**Task:**
Search the listing below for the word "account", and copy every line in which it turns up.

**Study material:**
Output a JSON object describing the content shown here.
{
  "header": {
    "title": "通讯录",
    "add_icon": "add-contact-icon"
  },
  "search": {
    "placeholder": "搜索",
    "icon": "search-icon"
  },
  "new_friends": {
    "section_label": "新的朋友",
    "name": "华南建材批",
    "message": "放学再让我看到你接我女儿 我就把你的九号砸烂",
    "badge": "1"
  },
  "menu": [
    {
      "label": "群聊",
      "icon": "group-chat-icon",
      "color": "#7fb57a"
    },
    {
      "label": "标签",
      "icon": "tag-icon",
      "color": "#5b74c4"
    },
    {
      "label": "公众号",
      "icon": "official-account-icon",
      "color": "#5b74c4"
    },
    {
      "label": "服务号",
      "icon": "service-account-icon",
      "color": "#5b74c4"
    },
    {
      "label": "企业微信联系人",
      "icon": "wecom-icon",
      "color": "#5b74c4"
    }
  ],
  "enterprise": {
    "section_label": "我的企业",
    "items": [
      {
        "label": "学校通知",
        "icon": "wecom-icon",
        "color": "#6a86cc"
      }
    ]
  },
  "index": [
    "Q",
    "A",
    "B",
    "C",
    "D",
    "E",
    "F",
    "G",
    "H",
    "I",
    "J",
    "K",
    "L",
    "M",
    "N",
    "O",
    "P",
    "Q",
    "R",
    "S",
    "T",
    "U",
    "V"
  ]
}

**Your solution:**
      "icon": "official-account-icon",
      "icon": "service-account-icon",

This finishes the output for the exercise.